Girls schools reopen in Afghan city of Herat, residents say
ISLAMABAD (AP) — Schools for girls from grades 7 to 12 have reopened in Afghanistan’s third largest city, Herat, residents said Monday in what appeared to be a localized change in the Taliban’s bar on classes for girls of that age.
Since seizing power nearly three months ago, the Taliban have been under international pressure to allow all girls to go to school. There was no immediate confirmation from Taliban officials that girls were allowed back in Herat, a city in the west of the country, but parents there said their girls had been attending classes the past two days.
At least 26 schools for girls above grade 6 have reopened in Herat city, families said. So far, none are known to have reopened elsewhere in the province, also called Herat.
Mohammad Rafiq Sediqqi, a Herat resident, said his two daughters, in grades 8 and 9, were overjoyed to be back. He said he felt relief after weeks of worry.
“I suffered ten times more than my daughters when they couldn’t go to school,” he said.

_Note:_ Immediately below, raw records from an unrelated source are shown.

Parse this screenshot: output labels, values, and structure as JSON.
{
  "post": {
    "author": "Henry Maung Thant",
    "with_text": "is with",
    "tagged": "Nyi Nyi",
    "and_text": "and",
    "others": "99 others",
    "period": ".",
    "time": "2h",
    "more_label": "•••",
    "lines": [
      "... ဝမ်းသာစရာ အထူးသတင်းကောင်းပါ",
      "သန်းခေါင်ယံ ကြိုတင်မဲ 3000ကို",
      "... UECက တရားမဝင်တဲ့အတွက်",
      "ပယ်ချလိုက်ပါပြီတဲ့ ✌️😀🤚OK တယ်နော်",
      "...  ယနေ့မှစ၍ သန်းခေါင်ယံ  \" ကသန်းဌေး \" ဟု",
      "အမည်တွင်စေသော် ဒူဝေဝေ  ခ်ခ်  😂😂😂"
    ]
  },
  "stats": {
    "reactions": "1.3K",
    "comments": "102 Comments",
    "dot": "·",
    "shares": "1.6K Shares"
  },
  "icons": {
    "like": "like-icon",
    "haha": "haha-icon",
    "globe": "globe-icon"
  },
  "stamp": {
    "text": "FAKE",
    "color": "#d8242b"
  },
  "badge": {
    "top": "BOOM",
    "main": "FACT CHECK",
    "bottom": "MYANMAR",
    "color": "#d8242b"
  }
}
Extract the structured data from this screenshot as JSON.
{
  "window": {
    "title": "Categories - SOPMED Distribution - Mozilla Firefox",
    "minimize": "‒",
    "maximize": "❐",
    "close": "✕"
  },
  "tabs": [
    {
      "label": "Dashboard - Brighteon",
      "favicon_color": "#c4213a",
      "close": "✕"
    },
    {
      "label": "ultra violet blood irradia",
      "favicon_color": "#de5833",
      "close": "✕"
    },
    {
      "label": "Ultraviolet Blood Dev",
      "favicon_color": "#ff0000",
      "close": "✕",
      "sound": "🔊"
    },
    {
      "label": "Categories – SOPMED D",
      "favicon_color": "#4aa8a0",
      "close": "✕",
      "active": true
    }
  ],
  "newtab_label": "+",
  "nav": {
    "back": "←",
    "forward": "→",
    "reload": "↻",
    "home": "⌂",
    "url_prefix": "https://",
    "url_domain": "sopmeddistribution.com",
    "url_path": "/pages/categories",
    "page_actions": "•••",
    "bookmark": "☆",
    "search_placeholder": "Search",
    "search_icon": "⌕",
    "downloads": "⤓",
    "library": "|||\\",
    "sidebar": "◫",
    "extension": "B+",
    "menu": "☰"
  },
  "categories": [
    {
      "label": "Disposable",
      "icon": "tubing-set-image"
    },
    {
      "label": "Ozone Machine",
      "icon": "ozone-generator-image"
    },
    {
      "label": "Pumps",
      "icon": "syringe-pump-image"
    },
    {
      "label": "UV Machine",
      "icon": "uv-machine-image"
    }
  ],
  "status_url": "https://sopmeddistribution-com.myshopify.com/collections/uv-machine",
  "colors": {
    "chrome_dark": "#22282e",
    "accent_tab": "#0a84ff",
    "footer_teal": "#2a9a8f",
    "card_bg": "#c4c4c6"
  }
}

The first time they were in power, from 1996 to 2001, the hard-line Taliban barred all women and girls from school and work. The growth in girls’ school attendance and women in the work force was considered one of the main achievements of the past 20 years under the U.S.-backed government.
Since the Taliban ousted that government on Aug. 15, the international community has refused to recognize the Taliban government until it meets a list of demands, including respect for women’s rights and schooling for girls. The newly ruling Taliban have allowed boys of all grades to return to school, but only allowed girls in primary school and women at private universities to continue. Teenage girls, aged 12 to 17, were not allowed back.
The new Taliban government has said that some form of education for girls and women will be permitted, but it has not given a timeframe or clarified what education facilities would be allowed.
The Taliban governor’s office and Education Department in Herat did not respond to repeated requests from The Associated Press for comment on the situation in the city.
But residents were happy just to see their girls back in class. Mohammad Asif said he had been upset for weeks that his 8th grade sister hadn’t been able to attend.
“I wish all girls can study and be educated to serve this nation alongside the men,” he said.